* _Directions for this task_:
Look for "juego" in each line of the entries, and return the matching lines.
╭─ The data
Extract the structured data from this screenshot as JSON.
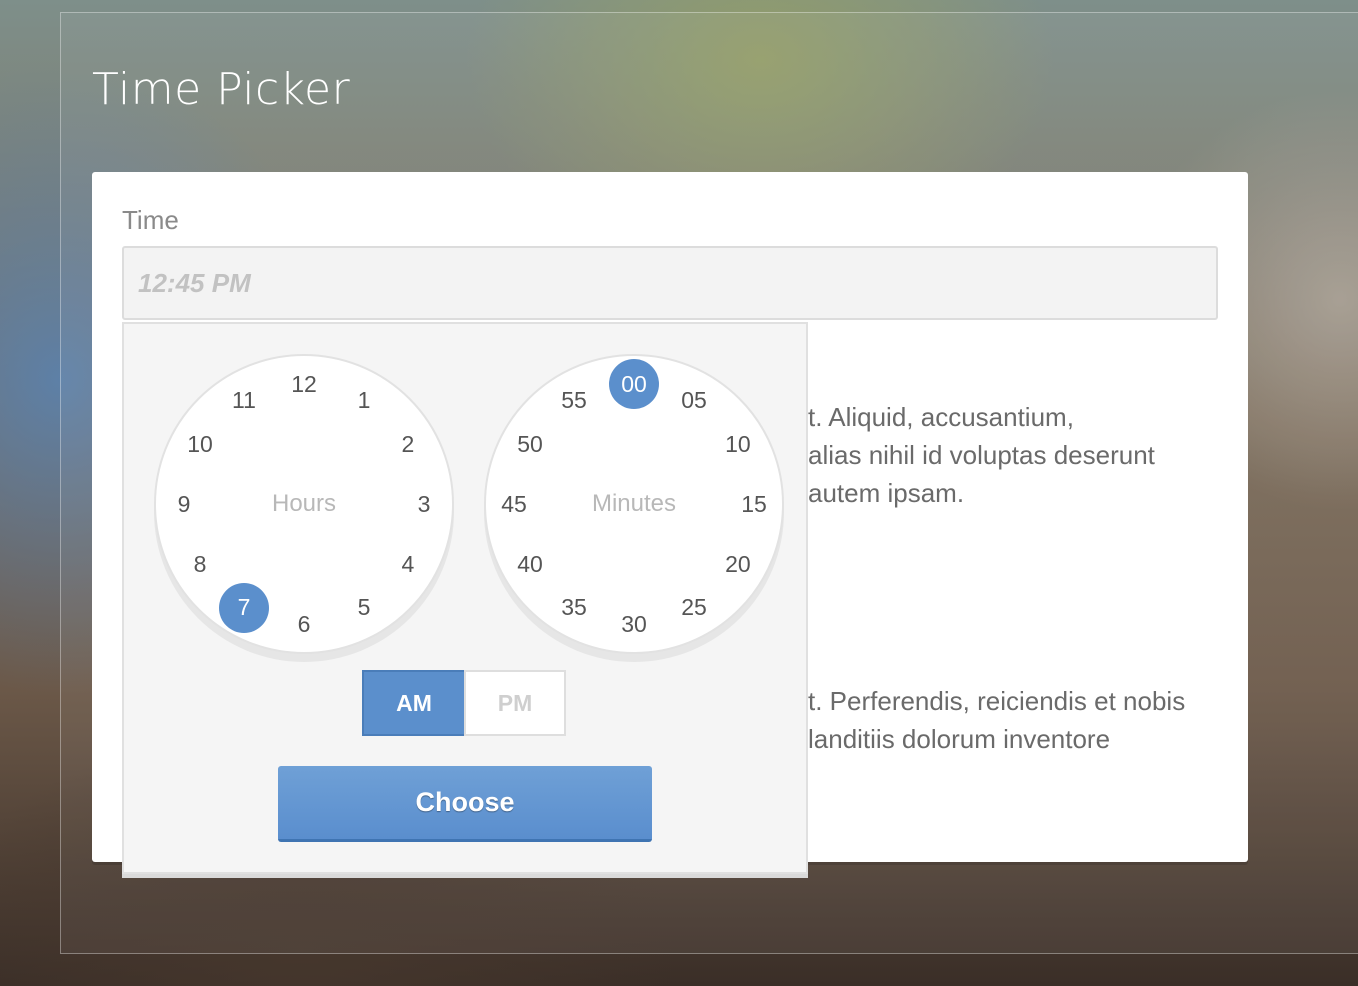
{
  "header": {
    "title": "Time Picker"
  },
  "form": {
    "time_label": "Time",
    "time_placeholder": "12:45 PM"
  },
  "content": {
    "paragraph_1": [
      "t. Aliquid, accusantium,",
      "alias nihil id voluptas deserunt",
      " autem ipsam."
    ],
    "paragraph_2": [
      "t. Perferendis, reiciendis et nobis",
      "landitiis dolorum inventore"
    ]
  },
  "picker": {
    "hours": {
      "label": "Hours",
      "ticks": [
        "12",
        "1",
        "2",
        "3",
        "4",
        "5",
        "6",
        "7",
        "8",
        "9",
        "10",
        "11"
      ],
      "selected": "7"
    },
    "minutes": {
      "label": "Minutes",
      "ticks": [
        "00",
        "05",
        "10",
        "15",
        "20",
        "25",
        "30",
        "35",
        "40",
        "45",
        "50",
        "55"
      ],
      "selected": "00"
    },
    "period": {
      "am": "AM",
      "pm": "PM",
      "selected": "AM"
    },
    "choose_label": "Choose"
  },
  "colors": {
    "accent": "#5b8fcc",
    "card": "#ffffff",
    "popup": "#f5f5f5"
  }
}
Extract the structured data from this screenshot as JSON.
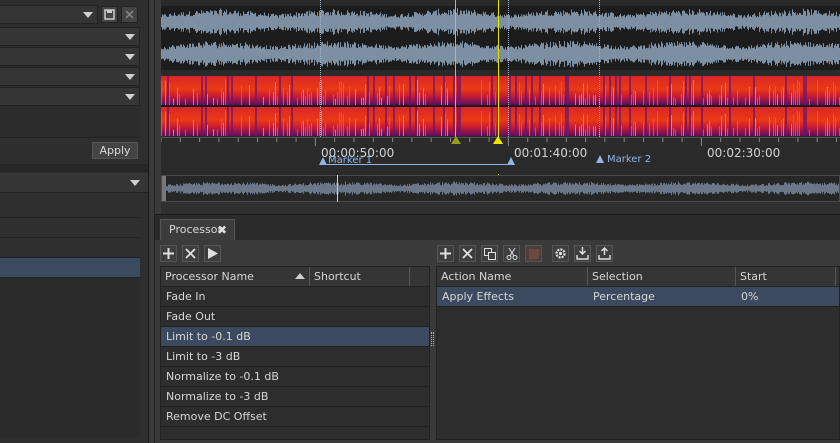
{
  "left_panel": {
    "apply_label": "Apply"
  },
  "ruler": {
    "ticks": [
      "00:00:50:00",
      "00:01:40:00",
      "00:02:30:00"
    ],
    "markers": [
      "Marker 1",
      "Marker 2"
    ]
  },
  "processor": {
    "tab_label": "Processor",
    "close_glyph": "✖",
    "list_columns": [
      "Processor Name",
      "Shortcut"
    ],
    "items": [
      "Fade In",
      "Fade Out",
      "Limit to -0.1 dB",
      "Limit to -3 dB",
      "Normalize to -0.1 dB",
      "Normalize to -3 dB",
      "Remove DC Offset"
    ],
    "selected_index": 2,
    "action_columns": [
      "Action Name",
      "Selection",
      "Start"
    ],
    "actions": [
      {
        "name": "Apply Effects",
        "selection": "Percentage",
        "start": "0%"
      }
    ]
  },
  "colors": {
    "selection": "#3b4a5e",
    "waveform": "#7d8fa3",
    "playhead": "#e6e600",
    "marker": "#8fb4e8"
  }
}
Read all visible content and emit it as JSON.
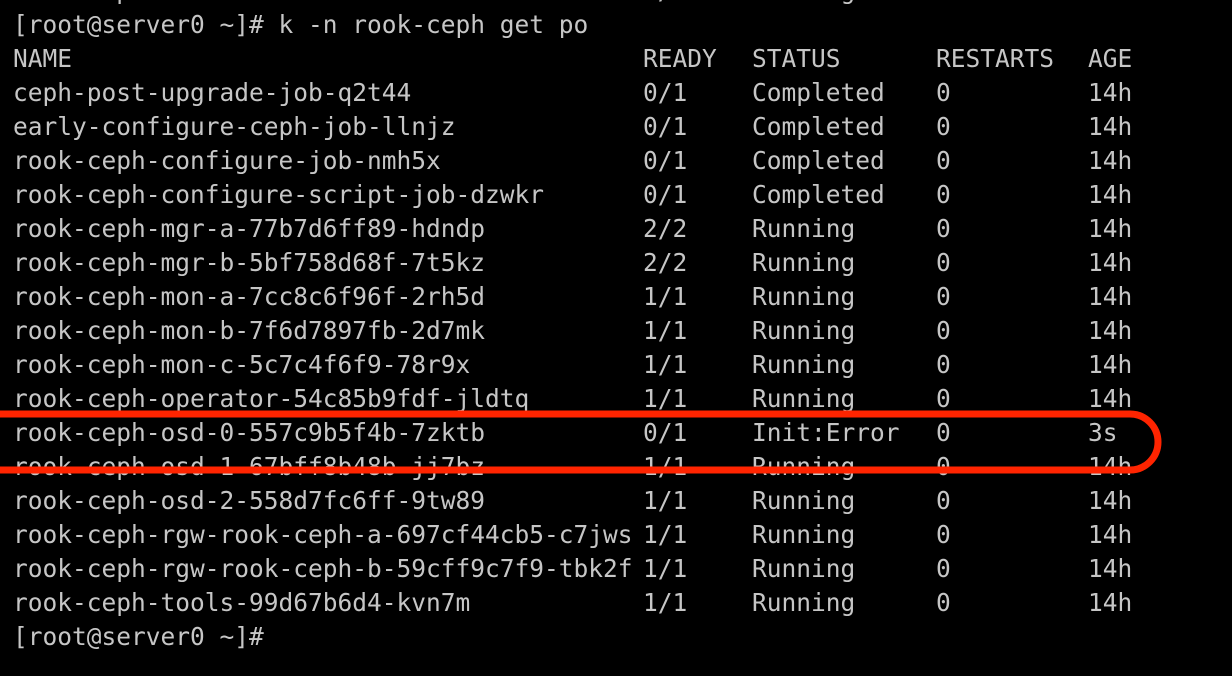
{
  "terminal": {
    "background_color": "#000000",
    "text_color": "#c6c6c6",
    "scrollback_line": {
      "name": "rook-ceph-tools-99d67b6d4-kvn7m",
      "ready": "1/1",
      "status": "Running",
      "restarts": "0",
      "age": "14h"
    },
    "command_line": "[root@server0 ~]# k -n rook-ceph get po",
    "trailing_prompt": "[root@server0 ~]#"
  },
  "table": {
    "headers": {
      "name": "NAME",
      "ready": "READY",
      "status": "STATUS",
      "restarts": "RESTARTS",
      "age": "AGE"
    },
    "rows": [
      {
        "name": "ceph-post-upgrade-job-q2t44",
        "ready": "0/1",
        "status": "Completed",
        "restarts": "0",
        "age": "14h"
      },
      {
        "name": "early-configure-ceph-job-llnjz",
        "ready": "0/1",
        "status": "Completed",
        "restarts": "0",
        "age": "14h"
      },
      {
        "name": "rook-ceph-configure-job-nmh5x",
        "ready": "0/1",
        "status": "Completed",
        "restarts": "0",
        "age": "14h"
      },
      {
        "name": "rook-ceph-configure-script-job-dzwkr",
        "ready": "0/1",
        "status": "Completed",
        "restarts": "0",
        "age": "14h"
      },
      {
        "name": "rook-ceph-mgr-a-77b7d6ff89-hdndp",
        "ready": "2/2",
        "status": "Running",
        "restarts": "0",
        "age": "14h"
      },
      {
        "name": "rook-ceph-mgr-b-5bf758d68f-7t5kz",
        "ready": "2/2",
        "status": "Running",
        "restarts": "0",
        "age": "14h"
      },
      {
        "name": "rook-ceph-mon-a-7cc8c6f96f-2rh5d",
        "ready": "1/1",
        "status": "Running",
        "restarts": "0",
        "age": "14h"
      },
      {
        "name": "rook-ceph-mon-b-7f6d7897fb-2d7mk",
        "ready": "1/1",
        "status": "Running",
        "restarts": "0",
        "age": "14h"
      },
      {
        "name": "rook-ceph-mon-c-5c7c4f6f9-78r9x",
        "ready": "1/1",
        "status": "Running",
        "restarts": "0",
        "age": "14h"
      },
      {
        "name": "rook-ceph-operator-54c85b9fdf-jldtq",
        "ready": "1/1",
        "status": "Running",
        "restarts": "0",
        "age": "14h"
      },
      {
        "name": "rook-ceph-osd-0-557c9b5f4b-7zktb",
        "ready": "0/1",
        "status": "Init:Error",
        "restarts": "0",
        "age": "3s"
      },
      {
        "name": "rook-ceph-osd-1-67bff8b48b-jj7bz",
        "ready": "1/1",
        "status": "Running",
        "restarts": "0",
        "age": "14h"
      },
      {
        "name": "rook-ceph-osd-2-558d7fc6ff-9tw89",
        "ready": "1/1",
        "status": "Running",
        "restarts": "0",
        "age": "14h"
      },
      {
        "name": "rook-ceph-rgw-rook-ceph-a-697cf44cb5-c7jws",
        "ready": "1/1",
        "status": "Running",
        "restarts": "0",
        "age": "14h"
      },
      {
        "name": "rook-ceph-rgw-rook-ceph-b-59cff9c7f9-tbk2f",
        "ready": "1/1",
        "status": "Running",
        "restarts": "0",
        "age": "14h"
      },
      {
        "name": "rook-ceph-tools-99d67b6d4-kvn7m",
        "ready": "1/1",
        "status": "Running",
        "restarts": "0",
        "age": "14h"
      }
    ]
  },
  "annotation": {
    "color": "#ff2400",
    "shape": "ellipse",
    "highlighted_row_index": 10,
    "highlighted_pod": "rook-ceph-osd-0-557c9b5f4b-7zktb"
  }
}
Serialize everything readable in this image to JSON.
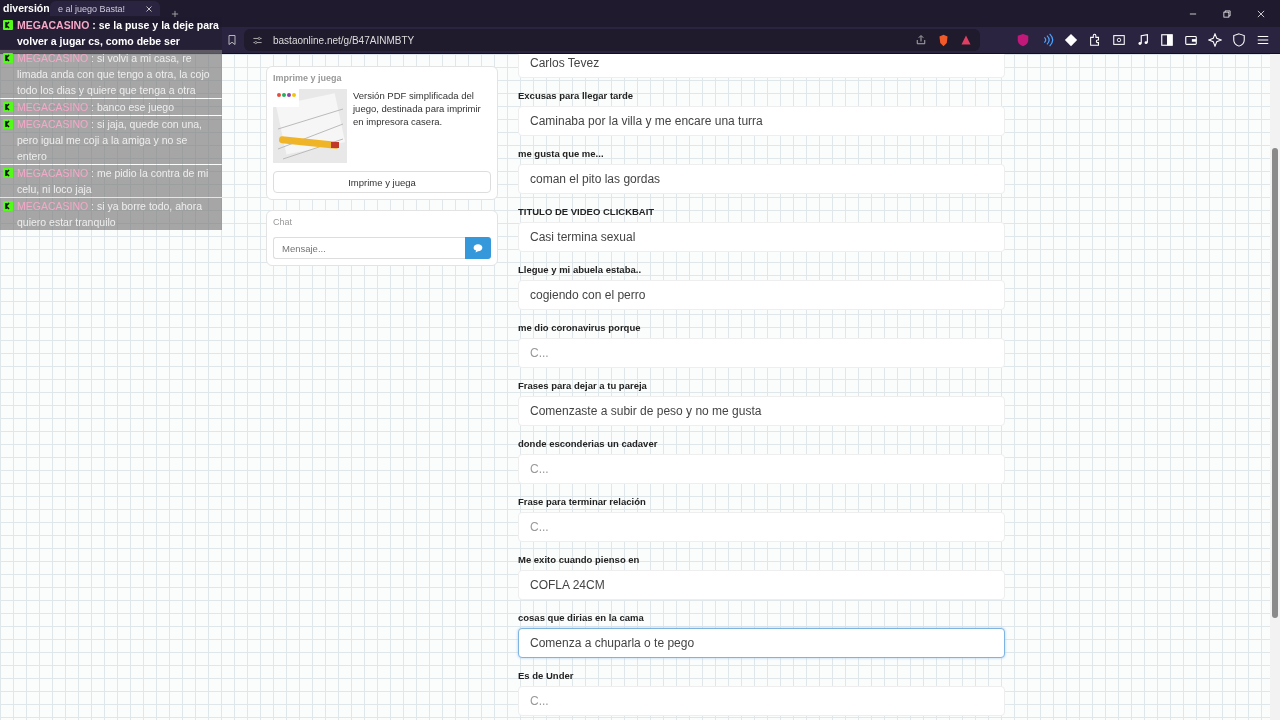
{
  "browser": {
    "tab": {
      "title": "e al juego Basta!"
    },
    "address": "bastaonline.net/g/B47AINMBTY"
  },
  "overlay_chat": {
    "messages": [
      {
        "kind": "new",
        "text": "diversión"
      },
      {
        "kind": "new",
        "user": "MEGACASINO",
        "text": ": se la puse y la deje para volver a jugar cs, como debe ser"
      },
      {
        "kind": "old",
        "user": "MEGACASINO",
        "text": ": si volvi a mi casa, re limada anda con que tengo a otra, la cojo todo los dias y quiere que tenga a otra"
      },
      {
        "kind": "old",
        "user": "MEGACASINO",
        "text": ": banco ese juego"
      },
      {
        "kind": "old",
        "user": "MEGACASINO",
        "text": ": si jaja, quede con una, pero igual me coji a la amiga y no se entero"
      },
      {
        "kind": "old",
        "user": "MEGACASINO",
        "text": ": me pidio la contra de mi celu, ni loco jaja"
      },
      {
        "kind": "old",
        "user": "MEGACASINO",
        "text": ": si ya borre todo, ahora quiero estar tranquilo"
      }
    ]
  },
  "print_card": {
    "title": "Imprime y juega",
    "description": "Versión PDF simplificada del juego, destinada para imprimir en impresora casera.",
    "button": "Imprime y juega"
  },
  "chat": {
    "title": "Chat",
    "placeholder": "Mensaje..."
  },
  "fields": [
    {
      "value": "Carlos Tevez",
      "focused": false
    },
    {
      "label": "Excusas para llegar tarde",
      "value": "Caminaba por la villa y me encare una turra",
      "focused": false
    },
    {
      "label": "me gusta que me...",
      "value": "coman el pito las gordas",
      "focused": false
    },
    {
      "label": "TITULO DE VIDEO CLICKBAIT",
      "value": "Casi termina sexual",
      "focused": false
    },
    {
      "label": "Llegue y mi abuela estaba..",
      "value": "cogiendo con el perro",
      "focused": false
    },
    {
      "label": "me dio coronavirus porque",
      "placeholder": "C...",
      "focused": false
    },
    {
      "label": "Frases para dejar a tu pareja",
      "value": "Comenzaste a subir de peso y no me gusta",
      "focused": false
    },
    {
      "label": "donde esconderias un cadaver",
      "placeholder": "C...",
      "focused": false
    },
    {
      "label": "Frase para terminar relación",
      "placeholder": "C...",
      "focused": false
    },
    {
      "label": "Me exito cuando pienso en",
      "value": "COFLA 24CM",
      "focused": false
    },
    {
      "label": "cosas que dirias en la cama",
      "value": "Comenza a chuparla o te pego",
      "focused": true
    },
    {
      "label": "Es de Under",
      "placeholder": "C...",
      "focused": false
    }
  ]
}
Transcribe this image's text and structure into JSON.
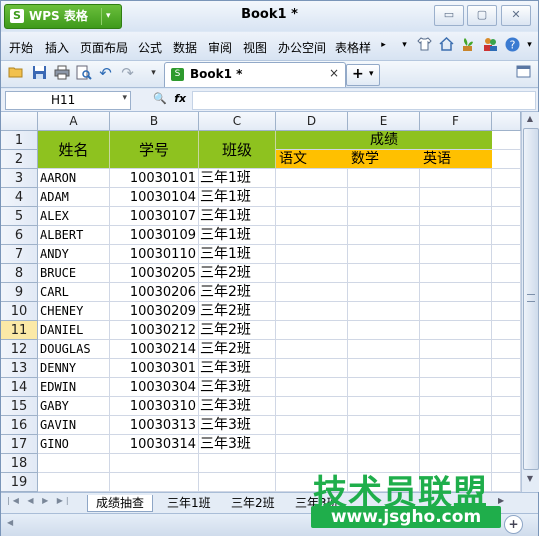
{
  "app": {
    "name": "WPS 表格",
    "logo": "S",
    "dropdown": "▾"
  },
  "window": {
    "title": "Book1 *",
    "controls": [
      "▭",
      "▢",
      "✕"
    ]
  },
  "menu": {
    "items": [
      "开始",
      "插入",
      "页面布局",
      "公式",
      "数据",
      "审阅",
      "视图",
      "办公空间",
      "表格样"
    ]
  },
  "tab": {
    "doc_name": "Book1 *",
    "close": "×",
    "new_tab": "+",
    "new_tab_arrow": "▾"
  },
  "formula_bar": {
    "name_box": "H11",
    "fx": "fx",
    "value": ""
  },
  "columns": [
    "A",
    "B",
    "C",
    "D",
    "E",
    "F"
  ],
  "rows": [
    "1",
    "2",
    "3",
    "4",
    "5",
    "6",
    "7",
    "8",
    "9",
    "10",
    "11",
    "12",
    "13",
    "14",
    "15",
    "16",
    "17",
    "18",
    "19"
  ],
  "selected_row": "11",
  "headers": {
    "name": "姓名",
    "id": "学号",
    "class": "班级",
    "score": "成绩",
    "chinese": "语文",
    "math": "数学",
    "english": "英语"
  },
  "records": [
    {
      "name": "AARON",
      "id": "10030101",
      "cls": "三年1班"
    },
    {
      "name": "ADAM",
      "id": "10030104",
      "cls": "三年1班"
    },
    {
      "name": "ALEX",
      "id": "10030107",
      "cls": "三年1班"
    },
    {
      "name": "ALBERT",
      "id": "10030109",
      "cls": "三年1班"
    },
    {
      "name": "ANDY",
      "id": "10030110",
      "cls": "三年1班"
    },
    {
      "name": "BRUCE",
      "id": "10030205",
      "cls": "三年2班"
    },
    {
      "name": "CARL",
      "id": "10030206",
      "cls": "三年2班"
    },
    {
      "name": "CHENEY",
      "id": "10030209",
      "cls": "三年2班"
    },
    {
      "name": "DANIEL",
      "id": "10030212",
      "cls": "三年2班"
    },
    {
      "name": "DOUGLAS",
      "id": "10030214",
      "cls": "三年2班"
    },
    {
      "name": "DENNY",
      "id": "10030301",
      "cls": "三年3班"
    },
    {
      "name": "EDWIN",
      "id": "10030304",
      "cls": "三年3班"
    },
    {
      "name": "GABY",
      "id": "10030310",
      "cls": "三年3班"
    },
    {
      "name": "GAVIN",
      "id": "10030313",
      "cls": "三年3班"
    },
    {
      "name": "GINO",
      "id": "10030314",
      "cls": "三年3班"
    }
  ],
  "sheet_tabs": [
    "成绩抽查",
    "三年1班",
    "三年2班",
    "三年3班"
  ],
  "watermark": {
    "line1": "技术员联盟",
    "line2": "www.jsgho.com"
  },
  "colors": {
    "header_green": "#8ec21f",
    "subheader_yellow": "#ffc000",
    "brand_green": "#3e9a1b",
    "selected_row": "#fbe9a6"
  },
  "icons": {
    "menu_right": [
      "more-arrow-icon",
      "chevron-down-icon",
      "shirt-icon",
      "home-icon",
      "plant-icon",
      "users-icon",
      "help-icon",
      "chevron-down-icon"
    ],
    "toolbar": [
      "open-icon",
      "save-icon",
      "print-icon",
      "preview-icon",
      "undo-icon",
      "redo-icon",
      "customize-icon",
      "window-icon"
    ]
  }
}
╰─
* _Response to the task_:
      "title": "e al juego Basta!"
        "text": ": banco ese juego"
    "description": "Versión PDF simplificada del juego, destinada para imprimir en impresora casera.",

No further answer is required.